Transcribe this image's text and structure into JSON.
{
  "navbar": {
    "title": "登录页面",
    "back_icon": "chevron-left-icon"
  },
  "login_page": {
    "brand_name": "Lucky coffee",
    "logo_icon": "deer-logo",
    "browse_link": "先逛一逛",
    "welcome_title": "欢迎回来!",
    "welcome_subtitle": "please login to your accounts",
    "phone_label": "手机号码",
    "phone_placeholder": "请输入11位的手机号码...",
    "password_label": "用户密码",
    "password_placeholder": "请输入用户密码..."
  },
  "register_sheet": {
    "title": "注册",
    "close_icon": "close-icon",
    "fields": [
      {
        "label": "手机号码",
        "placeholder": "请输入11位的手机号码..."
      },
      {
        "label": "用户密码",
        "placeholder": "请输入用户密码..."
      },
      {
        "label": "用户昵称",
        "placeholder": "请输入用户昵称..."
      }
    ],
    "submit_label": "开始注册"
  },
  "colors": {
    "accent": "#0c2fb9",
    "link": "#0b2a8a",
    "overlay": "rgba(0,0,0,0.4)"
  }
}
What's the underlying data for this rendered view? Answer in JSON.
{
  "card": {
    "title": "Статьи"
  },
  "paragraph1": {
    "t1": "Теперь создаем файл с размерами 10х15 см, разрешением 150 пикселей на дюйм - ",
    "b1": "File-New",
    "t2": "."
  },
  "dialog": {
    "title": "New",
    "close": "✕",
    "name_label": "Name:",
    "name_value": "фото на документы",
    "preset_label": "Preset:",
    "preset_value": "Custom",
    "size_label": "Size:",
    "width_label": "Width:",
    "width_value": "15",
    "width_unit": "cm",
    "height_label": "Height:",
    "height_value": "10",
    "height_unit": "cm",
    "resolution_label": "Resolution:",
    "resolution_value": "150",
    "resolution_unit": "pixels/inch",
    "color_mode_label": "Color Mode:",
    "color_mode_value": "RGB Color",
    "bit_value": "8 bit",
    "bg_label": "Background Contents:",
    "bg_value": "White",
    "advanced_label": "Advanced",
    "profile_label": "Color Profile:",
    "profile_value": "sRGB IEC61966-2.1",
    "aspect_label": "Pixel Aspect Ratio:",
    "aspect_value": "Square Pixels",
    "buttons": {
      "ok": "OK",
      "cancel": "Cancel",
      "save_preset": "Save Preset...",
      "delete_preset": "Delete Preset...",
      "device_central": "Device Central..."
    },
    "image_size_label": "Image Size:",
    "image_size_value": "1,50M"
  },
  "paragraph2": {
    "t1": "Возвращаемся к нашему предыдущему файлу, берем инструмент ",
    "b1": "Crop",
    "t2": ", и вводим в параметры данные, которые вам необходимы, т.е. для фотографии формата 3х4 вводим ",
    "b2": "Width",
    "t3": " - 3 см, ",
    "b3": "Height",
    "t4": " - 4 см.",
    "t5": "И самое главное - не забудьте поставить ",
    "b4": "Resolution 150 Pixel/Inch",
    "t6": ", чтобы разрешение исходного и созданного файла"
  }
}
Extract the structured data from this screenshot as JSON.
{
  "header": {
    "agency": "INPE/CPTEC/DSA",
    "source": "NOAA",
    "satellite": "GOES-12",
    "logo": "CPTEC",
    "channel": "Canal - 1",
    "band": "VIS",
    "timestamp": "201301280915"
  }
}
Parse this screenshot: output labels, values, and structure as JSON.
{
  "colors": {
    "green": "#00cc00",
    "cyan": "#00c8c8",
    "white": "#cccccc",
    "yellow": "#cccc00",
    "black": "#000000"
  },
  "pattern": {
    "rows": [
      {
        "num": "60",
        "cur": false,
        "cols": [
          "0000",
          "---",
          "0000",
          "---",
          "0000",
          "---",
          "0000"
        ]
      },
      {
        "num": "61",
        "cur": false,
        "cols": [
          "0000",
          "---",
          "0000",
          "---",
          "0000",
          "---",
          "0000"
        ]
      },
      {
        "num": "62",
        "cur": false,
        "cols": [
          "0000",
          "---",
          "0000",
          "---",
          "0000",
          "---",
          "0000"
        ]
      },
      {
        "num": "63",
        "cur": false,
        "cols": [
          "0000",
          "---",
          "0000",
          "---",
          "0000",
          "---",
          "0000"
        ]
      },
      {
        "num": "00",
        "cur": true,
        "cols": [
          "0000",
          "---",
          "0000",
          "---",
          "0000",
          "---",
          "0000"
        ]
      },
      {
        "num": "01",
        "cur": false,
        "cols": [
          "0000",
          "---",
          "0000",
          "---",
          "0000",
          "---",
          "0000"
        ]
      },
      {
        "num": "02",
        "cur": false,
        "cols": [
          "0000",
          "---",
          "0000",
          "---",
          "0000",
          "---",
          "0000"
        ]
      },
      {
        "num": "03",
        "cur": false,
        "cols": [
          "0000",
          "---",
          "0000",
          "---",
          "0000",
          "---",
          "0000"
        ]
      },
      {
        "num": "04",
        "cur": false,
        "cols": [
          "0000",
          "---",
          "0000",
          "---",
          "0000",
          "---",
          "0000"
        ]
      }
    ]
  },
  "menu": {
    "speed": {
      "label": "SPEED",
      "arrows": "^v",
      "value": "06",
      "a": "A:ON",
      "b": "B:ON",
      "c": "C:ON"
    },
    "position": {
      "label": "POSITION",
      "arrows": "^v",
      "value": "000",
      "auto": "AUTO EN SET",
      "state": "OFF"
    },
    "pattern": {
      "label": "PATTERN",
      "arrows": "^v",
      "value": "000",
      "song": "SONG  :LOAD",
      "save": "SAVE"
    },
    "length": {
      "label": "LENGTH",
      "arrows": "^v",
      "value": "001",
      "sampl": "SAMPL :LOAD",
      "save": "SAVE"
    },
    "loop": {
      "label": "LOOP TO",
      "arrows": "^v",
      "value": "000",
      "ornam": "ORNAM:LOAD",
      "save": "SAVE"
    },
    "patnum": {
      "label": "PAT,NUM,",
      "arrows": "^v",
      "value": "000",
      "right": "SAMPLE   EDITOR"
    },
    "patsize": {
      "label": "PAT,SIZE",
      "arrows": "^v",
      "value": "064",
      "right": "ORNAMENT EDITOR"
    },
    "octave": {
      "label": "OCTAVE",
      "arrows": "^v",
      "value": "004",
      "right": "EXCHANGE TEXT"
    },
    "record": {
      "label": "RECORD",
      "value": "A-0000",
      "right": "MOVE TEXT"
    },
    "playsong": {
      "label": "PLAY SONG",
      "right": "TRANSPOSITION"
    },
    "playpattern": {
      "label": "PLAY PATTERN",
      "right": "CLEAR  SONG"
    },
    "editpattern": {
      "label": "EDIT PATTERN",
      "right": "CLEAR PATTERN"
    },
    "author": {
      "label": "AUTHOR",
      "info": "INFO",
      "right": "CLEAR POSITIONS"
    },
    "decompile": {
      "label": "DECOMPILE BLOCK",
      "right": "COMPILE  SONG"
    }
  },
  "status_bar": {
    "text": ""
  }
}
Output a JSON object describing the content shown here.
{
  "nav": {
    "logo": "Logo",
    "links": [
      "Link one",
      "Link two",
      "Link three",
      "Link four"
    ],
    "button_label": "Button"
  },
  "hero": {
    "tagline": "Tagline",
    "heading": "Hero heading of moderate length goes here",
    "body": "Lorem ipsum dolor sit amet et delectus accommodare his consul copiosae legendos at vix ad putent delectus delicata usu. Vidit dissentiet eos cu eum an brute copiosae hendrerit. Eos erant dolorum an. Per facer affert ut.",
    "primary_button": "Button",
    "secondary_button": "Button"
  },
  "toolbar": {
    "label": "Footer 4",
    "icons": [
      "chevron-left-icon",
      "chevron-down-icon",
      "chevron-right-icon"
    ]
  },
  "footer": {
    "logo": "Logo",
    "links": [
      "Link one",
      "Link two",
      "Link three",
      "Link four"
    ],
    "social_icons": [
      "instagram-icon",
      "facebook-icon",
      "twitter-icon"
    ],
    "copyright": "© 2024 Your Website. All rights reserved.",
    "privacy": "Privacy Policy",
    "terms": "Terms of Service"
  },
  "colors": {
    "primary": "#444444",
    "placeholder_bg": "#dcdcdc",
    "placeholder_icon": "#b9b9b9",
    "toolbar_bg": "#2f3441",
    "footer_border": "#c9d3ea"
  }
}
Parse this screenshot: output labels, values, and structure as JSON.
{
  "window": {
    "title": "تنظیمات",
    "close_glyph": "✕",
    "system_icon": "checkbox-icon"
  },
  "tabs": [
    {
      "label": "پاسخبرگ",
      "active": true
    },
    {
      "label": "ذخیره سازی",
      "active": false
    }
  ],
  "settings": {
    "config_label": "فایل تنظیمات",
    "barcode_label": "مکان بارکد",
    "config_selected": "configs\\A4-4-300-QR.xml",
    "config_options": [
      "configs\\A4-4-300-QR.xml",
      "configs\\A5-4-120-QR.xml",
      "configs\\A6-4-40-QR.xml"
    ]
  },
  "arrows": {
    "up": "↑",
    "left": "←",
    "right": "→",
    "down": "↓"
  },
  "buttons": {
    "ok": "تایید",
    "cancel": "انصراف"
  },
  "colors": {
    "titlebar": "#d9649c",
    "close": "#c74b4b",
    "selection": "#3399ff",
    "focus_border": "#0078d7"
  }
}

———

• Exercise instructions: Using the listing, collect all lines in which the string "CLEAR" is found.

• Answer for the task:
      "right": "CLEAR  SONG"
      "right": "CLEAR PATTERN"
      "right": "CLEAR POSITIONS"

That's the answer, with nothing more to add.